On May 28th of this year, I entered what will be my last year in the fire service. It has been the greatest honor to serve others in their time of need, and I openly embrace my pending retirement with a balanced mind, body, and spirit. Several firefighters on my department will retire before me over the next year, and this got me thinking about what it will be like to move beyond the lights and sirens.
There are different types of relationships we encounter over a lifetime: spousal, familial, parental, etc. The one that we do not often examine is the relationship we have with our chosen career as a first responder. This partnership is also filled with highs and lows, victories and defeats, peace, and harmony as any marriage that I know. Over the course of 20 + years, we cultivate a bond, and sometimes fight with our “second family”. For many first responders, this is another chapter (in their book of life) as they move on to other pursuits. For others, this world is all they know and the thought of life beyond that, can riddle them with anxiety. What are they to do?
As Matt Olson once said “The Fire Service has the ability to really get into your blood, and it’s something that if we are not careful, is easy to make firefighter our identity. So, when people leave this career, it can be challenging.” ILFFPS Retiree Liaison Chuck Wehrli echoed this sentiment when he said “Last year alone out of 94 suicides across the country for firefighters and medics, 15% were retirees, and within weeks of retirement had committed suicide. When people are not prepared to retire, it can be very difficult if they do not have support. If you are having issues with retirement as far as medical, not prepared to do anything any more but sit around the house – reach out to the Illinois Firefighter Peer Support. Give us your feedback, and let’s try to make it better for the next generation of people.” The begs the question, what can we do to gracefully cross the bridge from active duty into retirement?
One of the requirements of the initial peer support training is to develop your own personal wellness plan that has a two-fold purpose. First, it gives us direction or a game plan if you will, should life “on the job” become personally overwhelming. Second, it provides a guide for us to use when we meet with a peer in need to assist them in creating his/her own wellness initiative. This plan should be revised often to include goals for life after service. Let’s look at a couple of ways to help us cross that bridge. I encourage our readers to respond to this post and grow this list.

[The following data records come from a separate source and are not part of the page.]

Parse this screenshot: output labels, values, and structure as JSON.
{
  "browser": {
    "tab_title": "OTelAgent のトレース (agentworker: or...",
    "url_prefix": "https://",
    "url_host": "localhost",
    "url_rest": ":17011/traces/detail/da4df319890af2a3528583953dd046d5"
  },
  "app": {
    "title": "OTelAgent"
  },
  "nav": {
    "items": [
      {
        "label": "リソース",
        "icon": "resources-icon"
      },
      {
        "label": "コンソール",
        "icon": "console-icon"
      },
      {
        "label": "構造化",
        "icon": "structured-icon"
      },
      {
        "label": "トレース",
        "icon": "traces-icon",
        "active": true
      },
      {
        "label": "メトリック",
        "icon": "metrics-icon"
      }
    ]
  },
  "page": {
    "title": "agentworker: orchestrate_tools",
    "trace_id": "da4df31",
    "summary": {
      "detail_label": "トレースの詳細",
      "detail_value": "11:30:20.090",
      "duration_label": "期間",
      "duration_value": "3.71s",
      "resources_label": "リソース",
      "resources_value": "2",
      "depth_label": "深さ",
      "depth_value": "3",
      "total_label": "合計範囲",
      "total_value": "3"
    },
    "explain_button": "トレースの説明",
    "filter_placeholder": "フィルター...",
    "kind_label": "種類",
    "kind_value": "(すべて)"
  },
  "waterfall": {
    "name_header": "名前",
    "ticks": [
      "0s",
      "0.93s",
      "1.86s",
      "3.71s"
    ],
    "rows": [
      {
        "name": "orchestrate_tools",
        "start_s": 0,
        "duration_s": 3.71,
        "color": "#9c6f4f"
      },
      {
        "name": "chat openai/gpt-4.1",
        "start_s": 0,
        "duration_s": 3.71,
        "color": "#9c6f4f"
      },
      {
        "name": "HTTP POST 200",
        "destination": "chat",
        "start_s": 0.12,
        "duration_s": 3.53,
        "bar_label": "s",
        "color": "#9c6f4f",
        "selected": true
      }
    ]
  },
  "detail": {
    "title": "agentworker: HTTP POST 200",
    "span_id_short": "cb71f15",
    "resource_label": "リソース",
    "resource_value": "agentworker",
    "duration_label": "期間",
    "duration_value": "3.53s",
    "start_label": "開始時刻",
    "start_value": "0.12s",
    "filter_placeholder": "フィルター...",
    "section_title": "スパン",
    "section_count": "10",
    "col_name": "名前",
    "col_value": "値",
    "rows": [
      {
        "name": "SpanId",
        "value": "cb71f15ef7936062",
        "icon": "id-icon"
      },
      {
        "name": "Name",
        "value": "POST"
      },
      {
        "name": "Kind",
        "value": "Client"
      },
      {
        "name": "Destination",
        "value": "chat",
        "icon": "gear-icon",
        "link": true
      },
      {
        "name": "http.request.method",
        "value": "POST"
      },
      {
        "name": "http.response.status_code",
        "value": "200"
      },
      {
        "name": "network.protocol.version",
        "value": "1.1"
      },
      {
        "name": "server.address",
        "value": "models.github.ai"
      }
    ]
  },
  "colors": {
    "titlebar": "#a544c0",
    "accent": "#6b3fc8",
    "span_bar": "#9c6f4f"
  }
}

One honorable way to stay connected to the service is to become a member of ILFFPS and assist the next generation of first responders manage what can be a physically, mentally, and emotionally challenging career path. A retiree has at a minimum 20 years’ worth of wisdom that can be shared with younger peers whose world has become overwhelming. It is most gratifying to sit across from a brother or sister in need and watch his/her face light up with hope. Give Chuck or anyone of our peer leaders a call to get started.
Another way to bow out gracefully is to be the best mentor you can to the younger first responders (in the time you have left) to ensure the world you leave behind is in capable hands. Don’t be surprised if your phone rings often, and it is the young charges seeking your advice when the going gets tough. I am working earnestly to express my gratitude (to the fire service) by developing a strong wellness program that includes physical, mental, and emotional resiliency components. It is the least I can do as I part ways with the friendship I cultivated nearly 25 years ago.
As for me, I will remain actively involved with ILFFPS in my current role, as well as an instructor for the Firefighter Cancer Support Network. I also own a startup health coaching and wellness education business that I hope will keep me busy long after I hang up my gear for the final time.
A couple of weeks ago I chose The Eagles It’s Your World Now as my retirement song. On the surface it is about the relationship between a couple. To me, however, it best exemplifies the relationship I had with my friend- the fire service. This song also offers words of advice to those whom I leave behind. Glenn Fry tells this story far better than I could ever describe in writing. I hope you enjoy this little gem. Until next time –
Be well and stay safe,